Why watch B99?
- Simply: the show is hilarious as hell and such a feel-good escape, but it’s not dumb either. Although it nails moments of slapstick humor and has few longterm plotlines, the show neatly avoids cheeky drama (like entangled love plots) and even attempts to tackle larger issues as it develops.
Here, just check out these gem:
- On the note of addressing complex issues, the show also implicitly makes a statement with a cast that is diverse in race and sexuality — it’s not the fact that these groups are represented, but the fact that the characters are so fleshed out and developed. For example, Captain Holt is known as a gay character since episode 1, but
- B99 also for the most part lacks jokes purely at the expense of other characters, groups, cultures, etc. — it is just wholesomely funny.
So now you’re convinced, right?
B99 right now is available in Hulu and Fox (fingers crossed for getting onto Netflix!). Of course I recommend watching from start to finish for the ~development~ , but here is a list of episodes you can watch in isolation as a taste test!
Episode 1, Season 1 : to know the characters, but they have lots of room to grow
Episode 2, Season 1 : a good sampler of the dynamics between characters, has winning one-liners.
Episode 12, Season 1 : the first part of a multi-episode arc across seasons, with the beloved debut of a reoccurring guest actor.
Season 4, Episode 16 “Moo Moo” : an excellent example of B99’s more serious side as it addresses racial profiling.
Season 5, Episode 14 “The Box”: an episode with a unique structure — more like an actual investigative crime show — that highlights Jake and Holt’s dynamic and is just so suspenseful and satisfying to watch.
Keep in mind as you watch:
The show is pretty good and funny from the start, but it definitely gets better.
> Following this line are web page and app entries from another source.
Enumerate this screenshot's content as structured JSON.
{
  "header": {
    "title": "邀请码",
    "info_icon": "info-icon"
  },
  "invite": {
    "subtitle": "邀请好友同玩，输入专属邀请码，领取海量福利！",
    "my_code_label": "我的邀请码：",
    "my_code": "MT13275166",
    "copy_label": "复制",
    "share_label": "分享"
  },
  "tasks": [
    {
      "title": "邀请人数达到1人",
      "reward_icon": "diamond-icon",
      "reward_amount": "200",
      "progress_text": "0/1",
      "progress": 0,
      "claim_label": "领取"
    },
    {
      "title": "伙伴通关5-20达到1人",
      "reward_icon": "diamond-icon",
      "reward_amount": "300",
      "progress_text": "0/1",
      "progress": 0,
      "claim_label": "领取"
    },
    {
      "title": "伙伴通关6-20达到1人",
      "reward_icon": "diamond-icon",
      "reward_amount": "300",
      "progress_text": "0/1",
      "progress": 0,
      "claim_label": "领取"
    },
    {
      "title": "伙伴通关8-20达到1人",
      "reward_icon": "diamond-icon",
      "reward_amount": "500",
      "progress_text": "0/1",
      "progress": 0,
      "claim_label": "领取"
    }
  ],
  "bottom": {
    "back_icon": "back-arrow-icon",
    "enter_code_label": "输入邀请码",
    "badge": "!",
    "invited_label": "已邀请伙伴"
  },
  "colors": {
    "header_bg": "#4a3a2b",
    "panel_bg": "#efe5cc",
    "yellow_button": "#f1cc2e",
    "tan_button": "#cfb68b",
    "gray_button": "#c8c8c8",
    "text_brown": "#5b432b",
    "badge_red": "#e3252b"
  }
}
I, for instance, almost gave up on the show during season 1 because I didn’t like Jake’s personality, but now I am a religious fan. That is because over time the characters and relationships develop so much. Also, longer story arcs and experimental episode structures emerge.